Cover Image
close this bookNonformal Education Manual (Peace Corps, 1989)
close this folderChapter 4: Helping people identify their needs
close this folderInformal discussion and interviewing
close this folderGroup discussions
View the document(introduction...)
View the documentProblem tree
View the documentThe balloon exercise
View the documentBrainstorming/prioritizing
View the documentHints for facilitating a group discussion

(introduction...)

Now that you have used the various techniques of observation and interviewing to learn more about the community and the people you work with, you are more prepared to lead a group discussion that will help people determine what kind of action they want to take. But in order for the group to get involved you will need to facilitate the meeting in ways that will foster discussion, creativity and meaningful action.

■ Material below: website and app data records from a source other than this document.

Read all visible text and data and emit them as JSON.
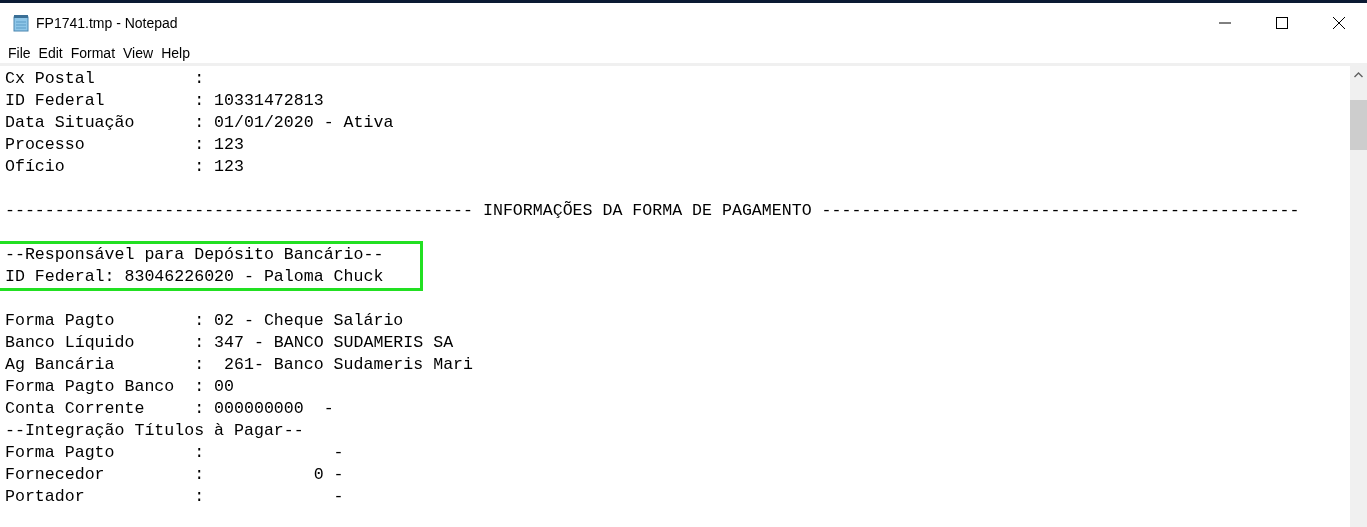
{
  "window": {
    "title": "FP1741.tmp - Notepad"
  },
  "menu": [
    "File",
    "Edit",
    "Format",
    "View",
    "Help"
  ],
  "document": [
    {
      "kind": "line",
      "text": "Cx Postal          :"
    },
    {
      "kind": "line",
      "text": "ID Federal         : 10331472813"
    },
    {
      "kind": "line",
      "text": "Data Situação      : 01/01/2020 - Ativa"
    },
    {
      "kind": "line",
      "text": "Processo           : 123"
    },
    {
      "kind": "line",
      "text": "Ofício             : 123"
    },
    {
      "kind": "blank"
    },
    {
      "kind": "line",
      "text": "----------------------------------------------- INFORMAÇÕES DA FORMA DE PAGAMENTO ------------------------------------------------"
    },
    {
      "kind": "blank"
    },
    {
      "kind": "highlight",
      "lines": [
        "--Responsável para Depósito Bancário--",
        "ID Federal: 83046226020 - Paloma Chuck"
      ]
    },
    {
      "kind": "blank"
    },
    {
      "kind": "line",
      "text": "Forma Pagto        : 02 - Cheque Salário"
    },
    {
      "kind": "line",
      "text": "Banco Líquido      : 347 - BANCO SUDAMERIS SA"
    },
    {
      "kind": "line",
      "text": "Ag Bancária        :  261- Banco Sudameris Mari"
    },
    {
      "kind": "line",
      "text": "Forma Pagto Banco  : 00"
    },
    {
      "kind": "line",
      "text": "Conta Corrente     : 000000000  -"
    },
    {
      "kind": "line",
      "text": "--Integração Títulos à Pagar--"
    },
    {
      "kind": "line",
      "text": "Forma Pagto        :             -"
    },
    {
      "kind": "line",
      "text": "Fornecedor         :           0 -"
    },
    {
      "kind": "line",
      "text": "Portador           :             -"
    }
  ]
}
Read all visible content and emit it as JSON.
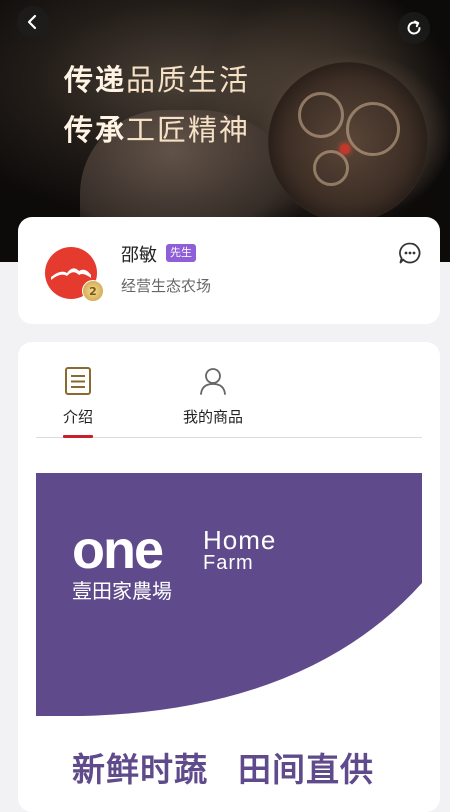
{
  "hero": {
    "slogan_line1_a": "传递",
    "slogan_line1_b": "品质生活",
    "slogan_line2_a": "传承",
    "slogan_line2_b": "工匠精神"
  },
  "nav": {
    "back_icon": "chevron-left-icon",
    "share_icon": "refresh-share-icon"
  },
  "profile": {
    "name": "邵敏",
    "badge": "先生",
    "description": "经营生态农场",
    "medal_text": "2",
    "chat_icon": "chat-bubble-icon"
  },
  "tabs": [
    {
      "label": "介绍",
      "icon": "document-icon",
      "active": true
    },
    {
      "label": "我的商品",
      "icon": "user-icon",
      "active": false
    }
  ],
  "banner": {
    "brand_en_one": "one",
    "brand_en_home": "Home",
    "brand_en_farm": "Farm",
    "brand_cn": "壹田家農場",
    "tagline_1": "新鲜时蔬",
    "tagline_2": "田间直供"
  },
  "colors": {
    "accent": "#c8202a",
    "brand_purple": "#5f4b8b",
    "badge_purple": "#8e5fd6"
  }
}
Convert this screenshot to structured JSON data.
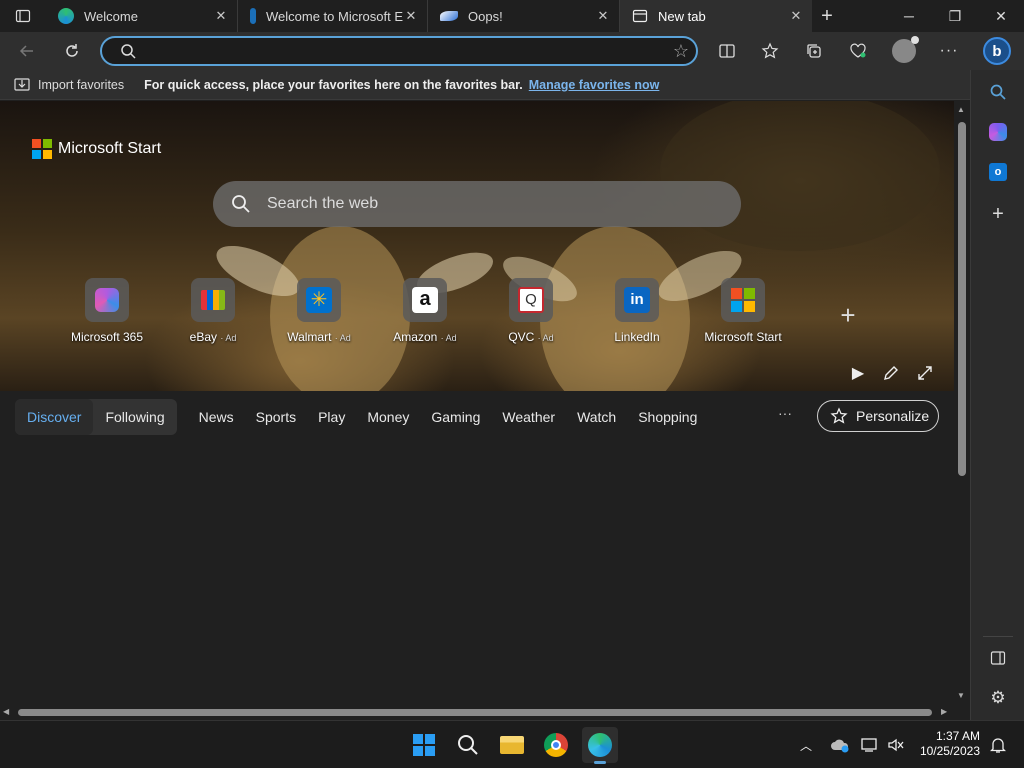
{
  "tabs": [
    {
      "title": "Welcome",
      "active": false,
      "favicon": "edge-icon"
    },
    {
      "title": "Welcome to Microsoft E",
      "active": false,
      "favicon": "microsoft-icon"
    },
    {
      "title": "Oops!",
      "active": false,
      "favicon": "swoosh-icon"
    },
    {
      "title": "New tab",
      "active": true,
      "favicon": "newtab-icon"
    }
  ],
  "address_bar": {
    "value": "",
    "placeholder": ""
  },
  "favorites_bar": {
    "import_label": "Import favorites",
    "message": "For quick access, place your favorites here on the favorites bar.",
    "manage_link": "Manage favorites now"
  },
  "brand": {
    "label": "Microsoft Start"
  },
  "web_search": {
    "placeholder": "Search the web"
  },
  "quick_links": [
    {
      "label": "Microsoft 365",
      "ad": ""
    },
    {
      "label": "eBay",
      "ad": "· Ad"
    },
    {
      "label": "Walmart",
      "ad": "· Ad"
    },
    {
      "label": "Amazon",
      "ad": "· Ad"
    },
    {
      "label": "QVC",
      "ad": "· Ad"
    },
    {
      "label": "LinkedIn",
      "ad": ""
    },
    {
      "label": "Microsoft Start",
      "ad": ""
    }
  ],
  "feed_nav": {
    "discover": "Discover",
    "following": "Following",
    "items": [
      "News",
      "Sports",
      "Play",
      "Money",
      "Gaming",
      "Weather",
      "Watch",
      "Shopping"
    ],
    "more": "···",
    "personalize": "Personalize"
  },
  "taskbar": {
    "time": "1:37 AM",
    "date": "10/25/2023"
  },
  "colors": {
    "accent": "#5aa2d8",
    "link": "#7bb5ec",
    "selected_tab": "#66aff0"
  }
}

First you must avoid imposing your ideas on the group in either overt or unconscious ways. Needless to say, this is not easy, especially since by now you have a pretty good idea of what you think the problems are and probably have formed an opinion about what needs to be done. The following two techniques, the problem tree and the balloon exercise, will help put discussion and decision-making in the hands of the group. Use one or the other (not both) if your aim is getting people to examine the chain of cause and effect and propose innovative solutions to their perceived needs.